    • –Non-inherent risk:  drug-specific effects that a pharmacist could
    • anticipate or expect, whether common knowledge or identifiable through
    • literature review
  19. What is considered negligence in the pharmacy? What is information negligence?
    • •Negligence*: failure to exercise care
    • that would be expected of a pharmacist, resulting in an unintended injury 
    • •Information negligence

    –Failure to confirm resources

    • –Utilize appropriate resources but information provided is incorrect (e.g. inappropriate
    • interpretation)
  20. What is liability? What is Reasonable care and Malpractice?
    • •Liability*:
    • state of being liable or obligated by law

    • –Reasonable care: performance is status
    • quo with professional standards

    • –Malpractice: failure to perform according
    • to professional standards


    • –Dispensing a medication for an non-FDA
    • approved use

    • –Provision of drug information that is
    • incorrect
  21. What is Vicarious Liability?
    • •Vicarious liability: pharmacist liability extends to subordinates, whether student intern
    • or technician (i.e. those instructed or supervised)
  22. What is Joint Liability?
    •Joint liability: inter-dependent relationships such as those encountered with interprofessional care
  23. What is Strict Liability?
    • •Strict liability: product defect, therefore no fault (e.g. text book publisher may not
    • be held accountable for outdated information printed in a book)
  24. What is a Respondent Superior?
    • •Respondent superior: employer is
    • responsible for employee
  25. What are some of the multiple ways you can reduce legal implications?
    •Contractual agreements

    • •Disclaimers that are truthful and
    • realistic

    • •Accurate and extensive documentation of
    • activities

    • •Development, implementation and
    • evaluation of quality assurance standards

    • •Maintain current records
    • •Maintain professional competency through
    • life long learning

    • •Purchase individual professional
    • liability insurance

    –Separate from that provided by employer

    • –Review, compare and contrast employer and personal policy (specifically limitations and
    • exclusion clauses)
  26. What are some cases of ethical legal case scenarios?
    •Cases affecting the profession

    • –Kentucky pharmacist who diluted chemotherapy agents, leading to the unnecessary death of
    • several patients

    • –Texas pharmacist who refused to fill a prescription for birth control because of
    • religious/cultural beliefs

    –Oregon of legalization of physician-assisted suicide

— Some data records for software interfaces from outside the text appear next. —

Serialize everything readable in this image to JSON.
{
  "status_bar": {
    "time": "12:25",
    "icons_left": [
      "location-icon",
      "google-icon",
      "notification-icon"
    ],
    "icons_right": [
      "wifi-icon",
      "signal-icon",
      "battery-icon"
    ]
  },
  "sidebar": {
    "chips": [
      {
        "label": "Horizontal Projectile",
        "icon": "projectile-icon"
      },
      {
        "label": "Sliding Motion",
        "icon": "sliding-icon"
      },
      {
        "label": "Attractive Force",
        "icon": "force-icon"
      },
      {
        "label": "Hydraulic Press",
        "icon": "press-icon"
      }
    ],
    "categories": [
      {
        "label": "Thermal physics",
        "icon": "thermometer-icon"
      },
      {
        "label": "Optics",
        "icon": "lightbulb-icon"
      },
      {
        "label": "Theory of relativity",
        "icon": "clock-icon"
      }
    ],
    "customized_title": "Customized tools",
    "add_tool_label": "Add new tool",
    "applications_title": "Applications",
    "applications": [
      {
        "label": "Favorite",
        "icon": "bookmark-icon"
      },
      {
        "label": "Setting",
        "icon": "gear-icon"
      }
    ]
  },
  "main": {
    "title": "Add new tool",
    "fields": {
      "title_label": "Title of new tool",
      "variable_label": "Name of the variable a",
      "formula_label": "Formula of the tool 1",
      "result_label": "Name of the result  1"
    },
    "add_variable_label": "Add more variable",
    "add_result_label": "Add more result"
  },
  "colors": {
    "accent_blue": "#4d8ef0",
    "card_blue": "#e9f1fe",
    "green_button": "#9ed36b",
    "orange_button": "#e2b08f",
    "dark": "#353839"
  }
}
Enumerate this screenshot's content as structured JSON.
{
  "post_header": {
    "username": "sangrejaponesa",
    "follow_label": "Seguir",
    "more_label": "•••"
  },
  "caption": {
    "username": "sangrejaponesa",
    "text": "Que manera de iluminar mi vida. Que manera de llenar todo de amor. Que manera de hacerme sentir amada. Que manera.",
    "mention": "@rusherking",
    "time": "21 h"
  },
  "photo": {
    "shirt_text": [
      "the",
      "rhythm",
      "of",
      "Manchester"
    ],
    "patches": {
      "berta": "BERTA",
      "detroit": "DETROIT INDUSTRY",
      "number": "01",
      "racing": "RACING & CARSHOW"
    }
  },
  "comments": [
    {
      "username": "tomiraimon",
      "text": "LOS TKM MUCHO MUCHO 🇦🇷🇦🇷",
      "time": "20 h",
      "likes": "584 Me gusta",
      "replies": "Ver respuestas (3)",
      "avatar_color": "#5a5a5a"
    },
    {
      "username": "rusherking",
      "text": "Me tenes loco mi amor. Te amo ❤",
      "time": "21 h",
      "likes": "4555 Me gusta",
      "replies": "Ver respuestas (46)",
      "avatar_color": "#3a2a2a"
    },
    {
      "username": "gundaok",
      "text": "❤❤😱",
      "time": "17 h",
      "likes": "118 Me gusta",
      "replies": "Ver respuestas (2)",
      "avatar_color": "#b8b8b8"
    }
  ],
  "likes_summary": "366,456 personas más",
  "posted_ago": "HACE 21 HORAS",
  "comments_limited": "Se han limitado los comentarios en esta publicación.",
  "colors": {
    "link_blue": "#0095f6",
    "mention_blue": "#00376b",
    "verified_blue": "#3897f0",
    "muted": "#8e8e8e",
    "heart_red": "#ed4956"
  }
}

    –Rationing of drugs secondary to shortages

    –Pill mills
Card Set:
DI Lecture 2 Quiz 1
2014-08-28 02:04:16
Drug Information
Contains information regarding the legal side of pharmacy for quiz 1.
Show Answers: